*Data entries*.
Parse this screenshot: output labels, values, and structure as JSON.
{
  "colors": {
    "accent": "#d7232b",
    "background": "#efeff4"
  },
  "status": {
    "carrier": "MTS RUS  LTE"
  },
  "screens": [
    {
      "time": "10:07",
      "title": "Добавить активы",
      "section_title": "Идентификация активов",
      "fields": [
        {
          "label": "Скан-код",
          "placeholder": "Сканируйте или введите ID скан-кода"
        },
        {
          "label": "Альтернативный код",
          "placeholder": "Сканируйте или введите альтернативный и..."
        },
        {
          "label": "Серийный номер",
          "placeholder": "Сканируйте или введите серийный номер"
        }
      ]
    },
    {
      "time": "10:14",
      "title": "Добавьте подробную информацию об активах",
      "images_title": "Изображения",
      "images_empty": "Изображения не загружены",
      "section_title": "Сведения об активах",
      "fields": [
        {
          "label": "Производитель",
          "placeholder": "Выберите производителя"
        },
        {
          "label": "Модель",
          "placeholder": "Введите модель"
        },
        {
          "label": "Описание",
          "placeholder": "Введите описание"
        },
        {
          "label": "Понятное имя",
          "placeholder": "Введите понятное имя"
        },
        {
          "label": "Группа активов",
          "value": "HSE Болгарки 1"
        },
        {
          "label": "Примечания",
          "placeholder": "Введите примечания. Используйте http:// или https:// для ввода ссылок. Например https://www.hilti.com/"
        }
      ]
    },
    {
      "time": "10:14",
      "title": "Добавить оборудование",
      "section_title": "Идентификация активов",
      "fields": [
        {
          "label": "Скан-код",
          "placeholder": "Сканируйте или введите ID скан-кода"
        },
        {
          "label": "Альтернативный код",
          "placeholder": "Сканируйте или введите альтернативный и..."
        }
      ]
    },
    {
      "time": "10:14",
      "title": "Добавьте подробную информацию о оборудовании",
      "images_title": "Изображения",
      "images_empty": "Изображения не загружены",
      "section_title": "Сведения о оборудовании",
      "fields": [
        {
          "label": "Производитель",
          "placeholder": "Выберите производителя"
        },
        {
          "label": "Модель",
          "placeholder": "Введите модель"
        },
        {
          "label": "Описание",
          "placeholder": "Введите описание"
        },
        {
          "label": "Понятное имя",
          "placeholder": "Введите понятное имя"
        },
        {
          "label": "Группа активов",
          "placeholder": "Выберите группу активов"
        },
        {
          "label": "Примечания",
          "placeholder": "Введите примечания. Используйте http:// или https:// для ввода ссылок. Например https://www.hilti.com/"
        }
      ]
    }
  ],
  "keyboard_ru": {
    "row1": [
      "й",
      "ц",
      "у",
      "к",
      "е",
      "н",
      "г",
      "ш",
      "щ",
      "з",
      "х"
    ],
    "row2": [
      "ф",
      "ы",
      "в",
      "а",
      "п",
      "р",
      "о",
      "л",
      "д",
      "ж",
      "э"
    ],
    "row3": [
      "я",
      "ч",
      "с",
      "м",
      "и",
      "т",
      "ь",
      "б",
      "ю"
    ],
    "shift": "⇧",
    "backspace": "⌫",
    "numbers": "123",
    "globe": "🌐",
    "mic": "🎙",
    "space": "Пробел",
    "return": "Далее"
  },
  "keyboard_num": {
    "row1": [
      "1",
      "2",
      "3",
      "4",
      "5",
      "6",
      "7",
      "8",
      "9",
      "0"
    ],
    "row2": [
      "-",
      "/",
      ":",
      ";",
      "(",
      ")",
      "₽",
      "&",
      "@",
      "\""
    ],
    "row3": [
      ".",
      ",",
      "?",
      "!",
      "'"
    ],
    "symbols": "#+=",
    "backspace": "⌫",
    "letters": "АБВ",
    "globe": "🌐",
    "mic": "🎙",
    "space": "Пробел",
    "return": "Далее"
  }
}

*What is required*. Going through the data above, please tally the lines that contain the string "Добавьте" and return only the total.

*Written solution*. 2